> _ASSIGNMENT_: Identify every line in the records below that contains the word "Copy", and reproduce each one.

━━━ DATASET EXCERPTS

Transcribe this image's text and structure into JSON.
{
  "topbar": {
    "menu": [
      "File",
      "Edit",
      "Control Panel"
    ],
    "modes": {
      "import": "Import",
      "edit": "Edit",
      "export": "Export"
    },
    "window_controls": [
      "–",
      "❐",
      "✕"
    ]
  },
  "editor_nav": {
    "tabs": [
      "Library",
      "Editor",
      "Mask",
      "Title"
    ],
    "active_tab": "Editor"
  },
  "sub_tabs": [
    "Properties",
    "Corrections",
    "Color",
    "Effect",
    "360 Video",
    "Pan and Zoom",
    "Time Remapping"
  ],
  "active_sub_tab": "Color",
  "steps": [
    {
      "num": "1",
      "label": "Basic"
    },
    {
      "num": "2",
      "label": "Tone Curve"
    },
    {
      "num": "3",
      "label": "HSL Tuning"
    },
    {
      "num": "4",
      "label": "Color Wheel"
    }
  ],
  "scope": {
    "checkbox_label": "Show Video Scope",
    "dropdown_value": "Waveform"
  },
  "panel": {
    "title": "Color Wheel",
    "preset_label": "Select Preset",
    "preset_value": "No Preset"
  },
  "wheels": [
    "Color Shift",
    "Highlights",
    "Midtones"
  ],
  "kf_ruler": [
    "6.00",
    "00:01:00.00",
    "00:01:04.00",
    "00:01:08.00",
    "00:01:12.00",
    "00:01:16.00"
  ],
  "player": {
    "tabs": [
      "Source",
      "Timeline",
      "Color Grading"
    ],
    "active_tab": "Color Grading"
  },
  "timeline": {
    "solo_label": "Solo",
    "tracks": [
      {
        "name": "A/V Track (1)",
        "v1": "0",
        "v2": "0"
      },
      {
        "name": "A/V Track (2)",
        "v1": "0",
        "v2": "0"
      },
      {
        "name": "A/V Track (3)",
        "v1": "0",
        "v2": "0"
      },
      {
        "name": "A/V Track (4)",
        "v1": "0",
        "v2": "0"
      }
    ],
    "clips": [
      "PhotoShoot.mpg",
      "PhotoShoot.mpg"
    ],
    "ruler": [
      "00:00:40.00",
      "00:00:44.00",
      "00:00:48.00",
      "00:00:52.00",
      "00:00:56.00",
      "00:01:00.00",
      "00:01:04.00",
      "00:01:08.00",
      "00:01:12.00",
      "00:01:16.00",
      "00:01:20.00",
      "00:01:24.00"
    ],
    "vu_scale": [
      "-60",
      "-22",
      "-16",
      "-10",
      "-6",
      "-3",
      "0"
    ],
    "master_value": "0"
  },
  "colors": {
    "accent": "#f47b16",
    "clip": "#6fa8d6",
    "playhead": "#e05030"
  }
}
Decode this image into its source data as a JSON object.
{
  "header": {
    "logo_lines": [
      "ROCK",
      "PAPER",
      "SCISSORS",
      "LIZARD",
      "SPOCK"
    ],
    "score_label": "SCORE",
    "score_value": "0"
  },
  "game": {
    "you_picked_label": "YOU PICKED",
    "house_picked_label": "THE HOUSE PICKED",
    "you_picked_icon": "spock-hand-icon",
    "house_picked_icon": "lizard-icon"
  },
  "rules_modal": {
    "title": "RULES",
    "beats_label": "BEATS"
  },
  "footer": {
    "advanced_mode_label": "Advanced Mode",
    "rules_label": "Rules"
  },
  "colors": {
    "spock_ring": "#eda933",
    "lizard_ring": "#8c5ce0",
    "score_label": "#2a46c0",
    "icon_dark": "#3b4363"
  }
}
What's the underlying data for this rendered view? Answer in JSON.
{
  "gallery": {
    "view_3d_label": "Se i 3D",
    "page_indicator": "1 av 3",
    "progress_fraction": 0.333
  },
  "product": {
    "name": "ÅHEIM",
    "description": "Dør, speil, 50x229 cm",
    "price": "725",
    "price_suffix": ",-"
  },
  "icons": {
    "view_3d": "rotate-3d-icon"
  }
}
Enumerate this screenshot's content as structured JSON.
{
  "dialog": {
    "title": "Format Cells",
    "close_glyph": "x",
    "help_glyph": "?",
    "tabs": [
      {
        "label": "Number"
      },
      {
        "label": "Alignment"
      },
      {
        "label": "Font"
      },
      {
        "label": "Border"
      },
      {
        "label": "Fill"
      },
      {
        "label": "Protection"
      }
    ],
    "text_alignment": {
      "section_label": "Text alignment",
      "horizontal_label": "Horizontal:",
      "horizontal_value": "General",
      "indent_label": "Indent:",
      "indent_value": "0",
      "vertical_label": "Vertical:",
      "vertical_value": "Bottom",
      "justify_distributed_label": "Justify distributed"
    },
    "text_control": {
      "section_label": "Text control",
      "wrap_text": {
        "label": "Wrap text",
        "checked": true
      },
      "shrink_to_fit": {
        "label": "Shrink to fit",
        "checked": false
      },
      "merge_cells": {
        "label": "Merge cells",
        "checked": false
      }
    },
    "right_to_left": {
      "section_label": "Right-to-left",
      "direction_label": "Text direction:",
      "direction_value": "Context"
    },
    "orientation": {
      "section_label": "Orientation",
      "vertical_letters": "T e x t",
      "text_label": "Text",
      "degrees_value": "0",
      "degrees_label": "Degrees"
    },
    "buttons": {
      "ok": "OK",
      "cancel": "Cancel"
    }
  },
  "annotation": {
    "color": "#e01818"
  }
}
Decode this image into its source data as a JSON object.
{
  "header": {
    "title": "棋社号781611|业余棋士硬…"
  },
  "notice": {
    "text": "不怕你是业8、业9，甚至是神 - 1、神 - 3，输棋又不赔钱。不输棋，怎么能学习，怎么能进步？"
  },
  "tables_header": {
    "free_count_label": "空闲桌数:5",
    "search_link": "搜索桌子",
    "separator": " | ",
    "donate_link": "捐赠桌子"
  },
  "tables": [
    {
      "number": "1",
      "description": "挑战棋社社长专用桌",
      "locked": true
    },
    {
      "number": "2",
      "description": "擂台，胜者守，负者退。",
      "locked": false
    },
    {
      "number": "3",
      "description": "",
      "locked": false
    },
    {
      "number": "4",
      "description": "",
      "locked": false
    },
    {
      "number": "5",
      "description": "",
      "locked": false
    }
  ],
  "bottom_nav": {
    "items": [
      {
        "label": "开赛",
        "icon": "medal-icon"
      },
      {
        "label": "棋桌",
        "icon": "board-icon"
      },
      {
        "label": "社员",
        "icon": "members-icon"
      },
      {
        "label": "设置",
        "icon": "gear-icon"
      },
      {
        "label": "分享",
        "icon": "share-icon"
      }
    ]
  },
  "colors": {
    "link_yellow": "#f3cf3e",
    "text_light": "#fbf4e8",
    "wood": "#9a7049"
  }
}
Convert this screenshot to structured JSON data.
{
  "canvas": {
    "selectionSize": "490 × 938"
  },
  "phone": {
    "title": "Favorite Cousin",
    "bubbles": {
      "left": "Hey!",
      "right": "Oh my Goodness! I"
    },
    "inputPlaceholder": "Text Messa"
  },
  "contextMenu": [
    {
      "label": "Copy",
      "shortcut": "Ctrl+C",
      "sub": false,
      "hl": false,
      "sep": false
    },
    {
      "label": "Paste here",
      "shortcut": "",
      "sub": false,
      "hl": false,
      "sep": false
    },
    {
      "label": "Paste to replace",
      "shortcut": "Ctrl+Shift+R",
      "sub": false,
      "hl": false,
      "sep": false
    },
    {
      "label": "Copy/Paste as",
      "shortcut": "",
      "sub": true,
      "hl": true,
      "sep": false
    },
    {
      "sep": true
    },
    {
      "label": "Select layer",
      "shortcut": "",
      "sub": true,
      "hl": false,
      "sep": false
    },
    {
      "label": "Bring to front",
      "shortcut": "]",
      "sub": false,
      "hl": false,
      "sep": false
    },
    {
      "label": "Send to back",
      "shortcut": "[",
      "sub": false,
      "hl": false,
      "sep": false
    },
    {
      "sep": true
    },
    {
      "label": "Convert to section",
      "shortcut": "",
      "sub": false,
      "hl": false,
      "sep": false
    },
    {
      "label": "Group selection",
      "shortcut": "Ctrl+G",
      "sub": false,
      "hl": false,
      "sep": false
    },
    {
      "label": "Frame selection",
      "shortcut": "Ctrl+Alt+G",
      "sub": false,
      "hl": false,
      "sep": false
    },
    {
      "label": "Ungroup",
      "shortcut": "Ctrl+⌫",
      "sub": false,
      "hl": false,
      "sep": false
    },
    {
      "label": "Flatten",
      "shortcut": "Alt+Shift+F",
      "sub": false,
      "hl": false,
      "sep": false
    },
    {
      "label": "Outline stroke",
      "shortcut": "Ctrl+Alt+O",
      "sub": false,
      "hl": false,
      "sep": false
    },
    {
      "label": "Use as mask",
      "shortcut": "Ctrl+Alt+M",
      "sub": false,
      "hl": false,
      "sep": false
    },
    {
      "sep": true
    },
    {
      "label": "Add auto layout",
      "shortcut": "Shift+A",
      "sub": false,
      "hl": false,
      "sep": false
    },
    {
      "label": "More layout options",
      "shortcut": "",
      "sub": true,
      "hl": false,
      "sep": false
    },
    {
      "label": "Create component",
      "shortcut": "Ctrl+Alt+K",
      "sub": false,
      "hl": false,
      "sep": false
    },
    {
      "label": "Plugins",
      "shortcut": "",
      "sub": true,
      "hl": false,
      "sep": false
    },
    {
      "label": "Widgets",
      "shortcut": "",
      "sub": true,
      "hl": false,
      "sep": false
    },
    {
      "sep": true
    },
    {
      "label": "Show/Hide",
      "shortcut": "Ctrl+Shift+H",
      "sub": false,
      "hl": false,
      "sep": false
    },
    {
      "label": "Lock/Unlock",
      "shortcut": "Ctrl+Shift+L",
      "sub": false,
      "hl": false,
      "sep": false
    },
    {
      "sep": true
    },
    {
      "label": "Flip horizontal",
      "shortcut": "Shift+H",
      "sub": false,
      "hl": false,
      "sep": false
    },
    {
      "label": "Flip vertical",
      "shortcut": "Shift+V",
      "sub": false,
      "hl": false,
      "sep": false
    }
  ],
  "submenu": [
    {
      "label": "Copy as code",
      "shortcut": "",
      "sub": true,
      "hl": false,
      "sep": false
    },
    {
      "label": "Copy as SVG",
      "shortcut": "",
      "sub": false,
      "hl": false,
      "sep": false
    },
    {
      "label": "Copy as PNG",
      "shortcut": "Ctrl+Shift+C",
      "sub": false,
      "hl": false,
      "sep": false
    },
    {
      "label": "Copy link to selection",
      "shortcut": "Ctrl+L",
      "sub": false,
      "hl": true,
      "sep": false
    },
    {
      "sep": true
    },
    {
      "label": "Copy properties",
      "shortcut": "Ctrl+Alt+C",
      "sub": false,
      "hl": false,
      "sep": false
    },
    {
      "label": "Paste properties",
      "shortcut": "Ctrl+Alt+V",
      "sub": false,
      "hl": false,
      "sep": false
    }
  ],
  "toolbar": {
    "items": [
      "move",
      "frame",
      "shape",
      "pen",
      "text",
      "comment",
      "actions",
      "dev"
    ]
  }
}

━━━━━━

> _ANSWER SPACE_:
      "label": "Copy",
      "label": "Copy/Paste as",
      "label": "Copy as code",
      "label": "Copy as SVG",
      "label": "Copy as PNG",
      "label": "Copy link to selection",
      "label": "Copy properties",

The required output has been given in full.